__Goal of the exercise__. Look for the word "SAND" in the material below. Copy each line that has it.

__Supplied data__.
++++++++
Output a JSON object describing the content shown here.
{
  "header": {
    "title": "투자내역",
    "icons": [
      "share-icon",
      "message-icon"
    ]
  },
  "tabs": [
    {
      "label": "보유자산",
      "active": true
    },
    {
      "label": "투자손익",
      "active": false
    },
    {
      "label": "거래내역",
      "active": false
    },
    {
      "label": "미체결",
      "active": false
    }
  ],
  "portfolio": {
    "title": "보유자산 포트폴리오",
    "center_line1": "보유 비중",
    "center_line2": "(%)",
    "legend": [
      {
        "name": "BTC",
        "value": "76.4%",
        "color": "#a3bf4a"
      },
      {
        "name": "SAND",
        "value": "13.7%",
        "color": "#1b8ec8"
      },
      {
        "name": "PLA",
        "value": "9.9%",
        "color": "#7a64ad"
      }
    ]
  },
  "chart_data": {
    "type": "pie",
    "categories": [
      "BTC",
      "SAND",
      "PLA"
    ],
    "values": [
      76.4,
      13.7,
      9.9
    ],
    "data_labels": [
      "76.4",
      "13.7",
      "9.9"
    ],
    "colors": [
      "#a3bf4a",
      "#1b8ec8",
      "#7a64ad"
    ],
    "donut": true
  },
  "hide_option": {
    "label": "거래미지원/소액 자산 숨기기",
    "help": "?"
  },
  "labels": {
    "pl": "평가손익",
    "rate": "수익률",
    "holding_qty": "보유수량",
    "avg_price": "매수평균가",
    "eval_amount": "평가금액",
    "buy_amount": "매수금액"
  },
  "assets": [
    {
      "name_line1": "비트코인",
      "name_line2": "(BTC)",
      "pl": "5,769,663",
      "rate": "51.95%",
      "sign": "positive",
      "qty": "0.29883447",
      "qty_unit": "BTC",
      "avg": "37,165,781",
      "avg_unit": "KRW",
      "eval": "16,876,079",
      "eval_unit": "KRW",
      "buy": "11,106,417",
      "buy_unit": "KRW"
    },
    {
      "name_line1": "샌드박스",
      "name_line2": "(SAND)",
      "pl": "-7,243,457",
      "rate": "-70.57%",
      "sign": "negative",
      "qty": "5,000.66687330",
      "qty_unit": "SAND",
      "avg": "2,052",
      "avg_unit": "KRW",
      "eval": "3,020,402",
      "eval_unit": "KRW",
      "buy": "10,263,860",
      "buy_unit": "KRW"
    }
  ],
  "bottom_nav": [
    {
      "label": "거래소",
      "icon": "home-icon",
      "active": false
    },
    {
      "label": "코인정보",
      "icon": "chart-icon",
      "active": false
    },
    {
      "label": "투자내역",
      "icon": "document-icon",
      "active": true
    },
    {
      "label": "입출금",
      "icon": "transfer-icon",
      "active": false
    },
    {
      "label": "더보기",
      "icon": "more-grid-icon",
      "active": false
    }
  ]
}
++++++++
__Output below__.
        "name": "SAND",
      "SAND",
      "name_line2": "(SAND)",
      "qty_unit": "SAND",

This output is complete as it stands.